Take down each entry exactly as written.

__Extracted records__
_ _ _ _ _
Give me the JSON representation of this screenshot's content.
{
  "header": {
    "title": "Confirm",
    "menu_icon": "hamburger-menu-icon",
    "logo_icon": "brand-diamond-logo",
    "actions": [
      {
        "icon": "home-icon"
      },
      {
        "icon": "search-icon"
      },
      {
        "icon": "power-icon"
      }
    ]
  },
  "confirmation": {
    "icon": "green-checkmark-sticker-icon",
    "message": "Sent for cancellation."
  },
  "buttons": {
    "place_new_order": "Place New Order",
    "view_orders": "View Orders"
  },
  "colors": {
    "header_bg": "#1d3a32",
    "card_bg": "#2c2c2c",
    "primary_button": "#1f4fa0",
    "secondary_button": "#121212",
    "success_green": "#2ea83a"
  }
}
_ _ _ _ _
__Solution below__
Give me the JSON representation of this screenshot's content.
{
  "header": {
    "title": "Confirm",
    "menu_icon": "hamburger-menu-icon",
    "logo_icon": "brand-diamond-logo",
    "actions": [
      {
        "icon": "home-icon"
      },
      {
        "icon": "search-icon"
      },
      {
        "icon": "power-icon"
      }
    ]
  },
  "confirmation": {
    "icon": "green-checkmark-sticker-icon",
    "message": "Sent for cancellation."
  },
  "buttons": {
    "place_new_order": "Place New Order",
    "view_orders": "View Orders"
  },
  "colors": {
    "header_bg": "#1d3a32",
    "card_bg": "#2c2c2c",
    "primary_button": "#1f4fa0",
    "secondary_button": "#121212",
    "success_green": "#2ea83a"
  }
}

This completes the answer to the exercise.